Timing is very important when working with your lawn. Don’t make the mistake of establishing or renovating your lawn at the wrong time.

Generally speaking, only certain periods each year have favorable temperature, moisture and minimum competition from weeds. The best time in most years to seed is from mid-August to early October. However, the second best time is from mid-February to mid-March, but not later than mid to late April.

Lawns can be limed any time during the year. A soil test is needed to determine the amount of lime needed to decrease acidity in the soil to an acceptable level for optimal turfgrass growth. Applying lime or other fertilizers to soil without a soil test could be detrimental to good, healthy turf and cause you to spend money unnecessarily.

Spring fertilization is NOT recommended for maintaining the best looking, healthiest lawns. Spring fertilization encourages a heavy flush of growth, increases mowing frequency, hinders good root development, increases turf disease and increases spring weeds.

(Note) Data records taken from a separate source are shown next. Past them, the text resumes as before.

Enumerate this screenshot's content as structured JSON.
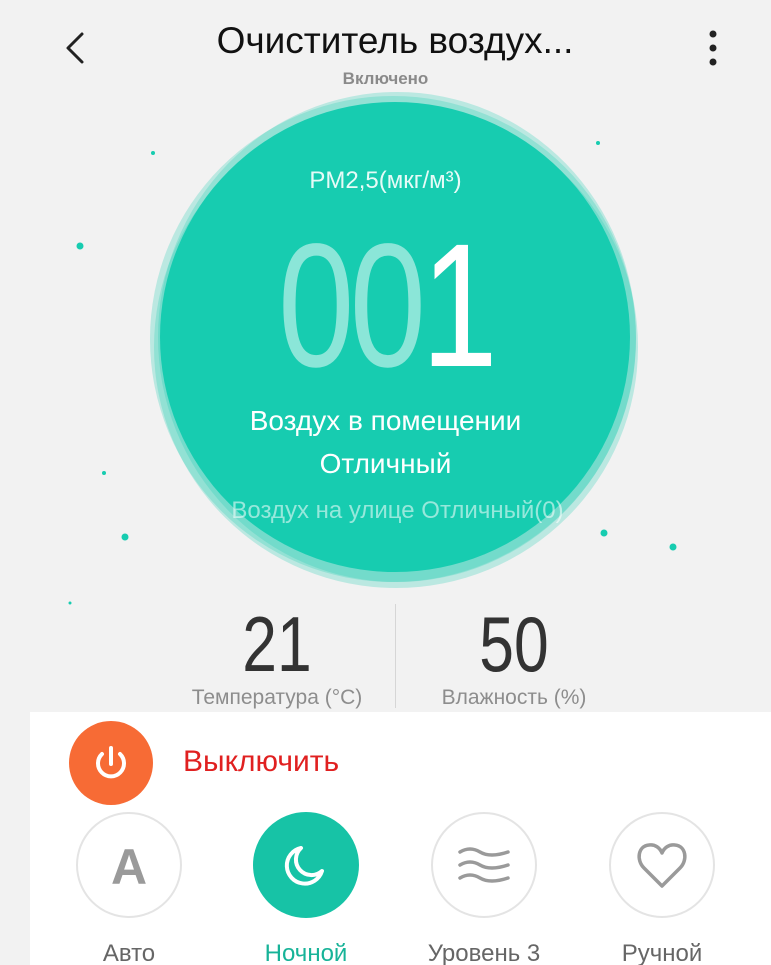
{
  "header": {
    "title": "Очиститель воздух...",
    "status": "Включено"
  },
  "reading": {
    "label": "PM2,5(мкг/м³)",
    "value_leading_zeros": "00",
    "value_significant": "1",
    "indoor_label": "Воздух в помещении",
    "indoor_status": "Отличный",
    "outdoor": "Воздух на улице Отличный(0)"
  },
  "stats": {
    "temperature": {
      "value": "21",
      "label": "Температура (°C)"
    },
    "humidity": {
      "value": "50",
      "label": "Влажность (%)"
    }
  },
  "controls": {
    "power_label": "Выключить",
    "modes": [
      {
        "label": "Авто",
        "icon": "letter-a-icon",
        "active": false
      },
      {
        "label": "Ночной",
        "icon": "moon-icon",
        "active": true
      },
      {
        "label": "Уровень 3",
        "icon": "wind-waves-icon",
        "active": false
      },
      {
        "label": "Ручной",
        "icon": "heart-icon",
        "active": false
      }
    ]
  },
  "colors": {
    "accent": "#17ccb0",
    "power": "#f76b35",
    "power_text": "#e02020"
  }
}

Spring fertilization also decreases the chance of a heat-tolerant turf, should we go into a drought. A lush summer lawn may not be worth these potential problems. Also, remember that crabgrass and other pre-emergent weed controls often contain fertilizers, which is sufficient for the limited spring fertilization that you might desire.

Want to learn more about getting your lawn in great shape and make your neighbors “green” with envy? Attend “The Grass is Greener” class 6 p.m. Tuesday, Feb. 19, at the Madison County Extension Office. Get turf tips and information about controling moles, crabgrass, lawn moss and more.

Also learn about good environmental practices to help you have a “greener” and  more Earth-friendly lawn. This class is free, but please call to register at 623-4072.